Wildlife is being killed in traps on Yorkshire Water moorland to preserve red grouse for shooting, the company has admitted for the first time.
The acknowledgement was made in a statement to customers who raised concerns about wild animals being trapped, snared and shot by the company’s grouse shooting tenants.
Gamekeepers on Yorkshire Water’s leased moors have begun an annual drive to kill off native wildlife which interferes with grouse shooting operations.
Large numbers of foxes, stoats, weasels, corvids and hare will be targeted on the company’s land this spring and summer because they compete with red grouse.
However, the utility business has declared it does not monitor how many animals are killed on its land to boost game bird populations for shooting – casting further doubt over its delivery of commitments to conserve wildlife.
Luke Steele, Director of Wild Moors, said:
“Yorkshire Water has finally accepted the home truth that wild animals are being killed on its watch to ensure red grouse are available for shooting. The company now has a responsibility to announce what action it will take to protect wildlife on its land from those would otherwise destroy it for entertainment.
“If Yorkshire Water wants to be recognised as taking its environmental responsibilities seriously, then ending its grouse shooting leases it the only course of action which will suffice. Only by completely removing the negative impact allowing the practice has on wildlife and habitat, will Yorkshire Water truly become the environmental champion it espouses to be.”
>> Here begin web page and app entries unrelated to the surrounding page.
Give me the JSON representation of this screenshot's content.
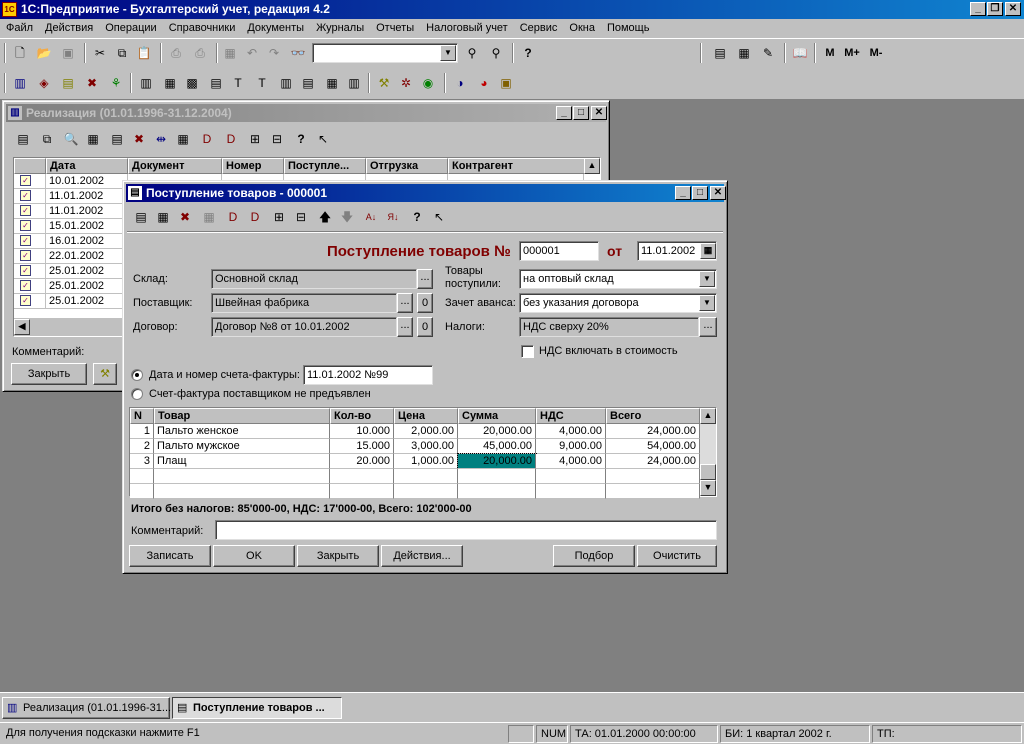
{
  "app": {
    "title": "1С:Предприятие - Бухгалтерский учет, редакция 4.2",
    "menu": [
      "Файл",
      "Действия",
      "Операции",
      "Справочники",
      "Документы",
      "Журналы",
      "Отчеты",
      "Налоговый учет",
      "Сервис",
      "Окна",
      "Помощь"
    ],
    "memory_buttons": [
      "M",
      "M+",
      "M-"
    ]
  },
  "realizacia": {
    "title": "Реализация (01.01.1996-31.12.2004)",
    "columns": [
      "Дата",
      "Документ",
      "Номер",
      "Поступле...",
      "Отгрузка",
      "Контрагент"
    ],
    "dates": [
      "10.01.2002",
      "11.01.2002",
      "11.01.2002",
      "15.01.2002",
      "16.01.2002",
      "22.01.2002",
      "25.01.2002",
      "25.01.2002",
      "25.01.2002"
    ],
    "comment_label": "Комментарий:",
    "close_button": "Закрыть"
  },
  "doc": {
    "window_title": "Поступление товаров - 000001",
    "heading": "Поступление товаров №",
    "number": "000001",
    "from_label": "от",
    "date": "11.01.2002",
    "sklad_label": "Склад:",
    "sklad_value": "Основной склад",
    "postavshik_label": "Поставщик:",
    "postavshik_value": "Швейная фабрика",
    "dogovor_label": "Договор:",
    "dogovor_value": "Договор №8 от 10.01.2002",
    "tovary_label_1": "Товары",
    "tovary_label_2": "поступили:",
    "tovary_value": "на оптовый склад",
    "zachet_label": "Зачет аванса:",
    "zachet_value": "без указания договора",
    "nalogi_label": "Налоги:",
    "nalogi_value": "НДС сверху 20%",
    "nds_checkbox_label": "НДС включать в стоимость",
    "radio1_label": "Дата и номер счета-фактуры:",
    "radio1_value": "11.01.2002 №99",
    "radio2_label": "Счет-фактура поставщиком не предъявлен",
    "ellipsis": "...",
    "zero": "0",
    "table": {
      "columns": [
        "N",
        "Товар",
        "Кол-во",
        "Цена",
        "Сумма",
        "НДС",
        "Всего"
      ],
      "rows": [
        {
          "n": "1",
          "tovar": "Пальто женское",
          "kol": "10.000",
          "cena": "2,000.00",
          "summa": "20,000.00",
          "nds": "4,000.00",
          "vsego": "24,000.00"
        },
        {
          "n": "2",
          "tovar": "Пальто мужское",
          "kol": "15.000",
          "cena": "3,000.00",
          "summa": "45,000.00",
          "nds": "9,000.00",
          "vsego": "54,000.00"
        },
        {
          "n": "3",
          "tovar": "Плащ",
          "kol": "20.000",
          "cena": "1,000.00",
          "summa": "20,000.00",
          "nds": "4,000.00",
          "vsego": "24,000.00"
        }
      ]
    },
    "totals": "Итого без налогов: 85'000-00, НДС: 17'000-00, Всего: 102'000-00",
    "comment_label": "Комментарий:",
    "buttons": {
      "zapisat": "Записать",
      "ok": "OK",
      "zakryt": "Закрыть",
      "deystviya": "Действия...",
      "podbor": "Подбор",
      "ochistit": "Очистить"
    }
  },
  "taskbar": {
    "items": [
      "Реализация (01.01.1996-31...",
      "Поступление товаров ..."
    ]
  },
  "status": {
    "hint": "Для получения подсказки нажмите F1",
    "num": "NUM",
    "ta": "ТА: 01.01.2000  00:00:00",
    "bi": "БИ: 1 квартал 2002 г.",
    "tp": "ТП:"
  },
  "colors": {
    "title_active": "#000080",
    "desktop": "#808080",
    "face": "#c0c0c0",
    "heading_red": "#800000",
    "selected_cell": "#008080"
  }
}
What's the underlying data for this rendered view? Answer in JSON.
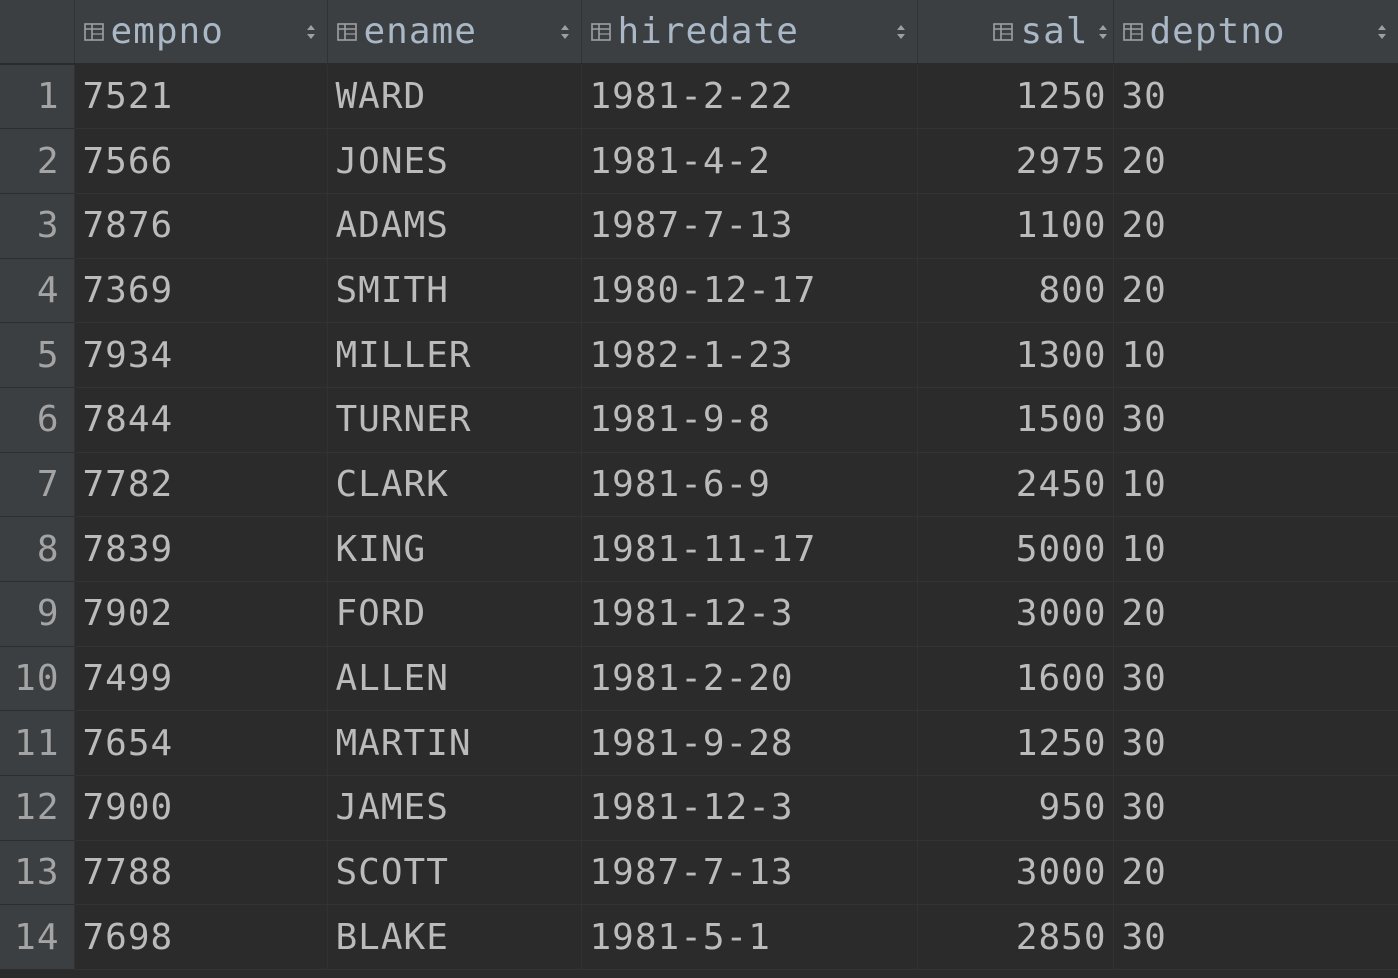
{
  "columns": {
    "empno": {
      "label": "empno",
      "icon": "column-icon"
    },
    "ename": {
      "label": "ename",
      "icon": "column-icon"
    },
    "hiredate": {
      "label": "hiredate",
      "icon": "column-icon"
    },
    "sal": {
      "label": "sal",
      "icon": "column-icon"
    },
    "deptno": {
      "label": "deptno",
      "icon": "column-icon"
    }
  },
  "rows": [
    {
      "n": "1",
      "empno": "7521",
      "ename": "WARD",
      "hiredate": "1981-2-22",
      "sal": "1250",
      "deptno": "30"
    },
    {
      "n": "2",
      "empno": "7566",
      "ename": "JONES",
      "hiredate": "1981-4-2",
      "sal": "2975",
      "deptno": "20"
    },
    {
      "n": "3",
      "empno": "7876",
      "ename": "ADAMS",
      "hiredate": "1987-7-13",
      "sal": "1100",
      "deptno": "20"
    },
    {
      "n": "4",
      "empno": "7369",
      "ename": "SMITH",
      "hiredate": "1980-12-17",
      "sal": "800",
      "deptno": "20"
    },
    {
      "n": "5",
      "empno": "7934",
      "ename": "MILLER",
      "hiredate": "1982-1-23",
      "sal": "1300",
      "deptno": "10"
    },
    {
      "n": "6",
      "empno": "7844",
      "ename": "TURNER",
      "hiredate": "1981-9-8",
      "sal": "1500",
      "deptno": "30"
    },
    {
      "n": "7",
      "empno": "7782",
      "ename": "CLARK",
      "hiredate": "1981-6-9",
      "sal": "2450",
      "deptno": "10"
    },
    {
      "n": "8",
      "empno": "7839",
      "ename": "KING",
      "hiredate": "1981-11-17",
      "sal": "5000",
      "deptno": "10"
    },
    {
      "n": "9",
      "empno": "7902",
      "ename": "FORD",
      "hiredate": "1981-12-3",
      "sal": "3000",
      "deptno": "20"
    },
    {
      "n": "10",
      "empno": "7499",
      "ename": "ALLEN",
      "hiredate": "1981-2-20",
      "sal": "1600",
      "deptno": "30"
    },
    {
      "n": "11",
      "empno": "7654",
      "ename": "MARTIN",
      "hiredate": "1981-9-28",
      "sal": "1250",
      "deptno": "30"
    },
    {
      "n": "12",
      "empno": "7900",
      "ename": "JAMES",
      "hiredate": "1981-12-3",
      "sal": "950",
      "deptno": "30"
    },
    {
      "n": "13",
      "empno": "7788",
      "ename": "SCOTT",
      "hiredate": "1987-7-13",
      "sal": "3000",
      "deptno": "20"
    },
    {
      "n": "14",
      "empno": "7698",
      "ename": "BLAKE",
      "hiredate": "1981-5-1",
      "sal": "2850",
      "deptno": "30"
    }
  ]
}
Grouse shooting has become increasingly contentious in recent years because of the widespread negative impact on wildlife, the environment and local communities.
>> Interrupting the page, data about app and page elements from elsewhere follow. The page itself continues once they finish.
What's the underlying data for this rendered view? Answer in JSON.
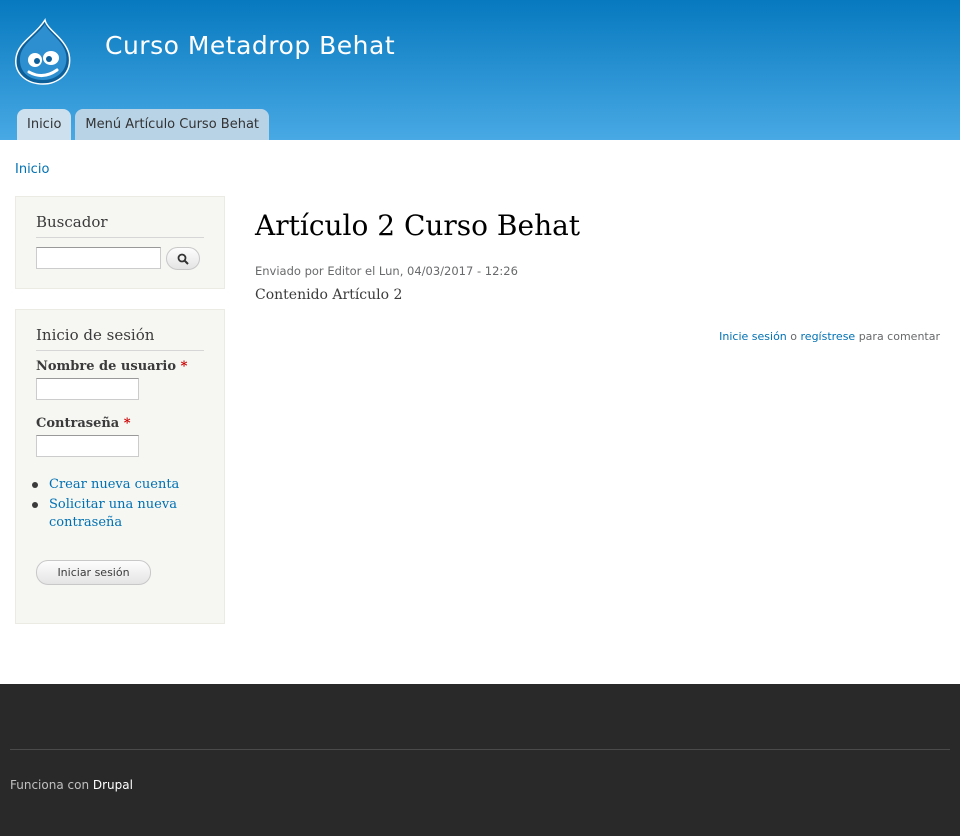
{
  "header": {
    "site_name": "Curso Metadrop Behat",
    "menu": [
      {
        "label": "Inicio"
      },
      {
        "label": "Menú Artículo Curso Behat"
      }
    ]
  },
  "breadcrumb": {
    "home": "Inicio"
  },
  "search_block": {
    "title": "Buscador",
    "input_value": "",
    "button_icon": "search-icon"
  },
  "login_block": {
    "title": "Inicio de sesión",
    "username_label": "Nombre de usuario",
    "password_label": "Contraseña",
    "required_marker": "*",
    "username_value": "",
    "password_value": "",
    "links": [
      {
        "label": "Crear nueva cuenta"
      },
      {
        "label": "Solicitar una nueva contraseña"
      }
    ],
    "submit_label": "Iniciar sesión"
  },
  "article": {
    "title": "Artículo 2 Curso Behat",
    "submitted": "Enviado por Editor el Lun, 04/03/2017 - 12:26",
    "body": "Contenido Artículo 2",
    "comment_login": "Inicie sesión",
    "comment_or": " o ",
    "comment_register": "regístrese",
    "comment_suffix": " para comentar"
  },
  "footer": {
    "powered_prefix": "Funciona con ",
    "powered_link": "Drupal"
  },
  "colors": {
    "header_top": "#0779bf",
    "header_bottom": "#48a9e4",
    "link": "#0071b3",
    "footer_bg": "#292929",
    "sidebar_bg": "#f6f6f2"
  }
}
A number of high profile landowners across the region, including Bradford Council and NG Bailey, have stopped leasing land for the practice. Over 125,000 people have contacted Yorkshire Water to urge the company to follow on.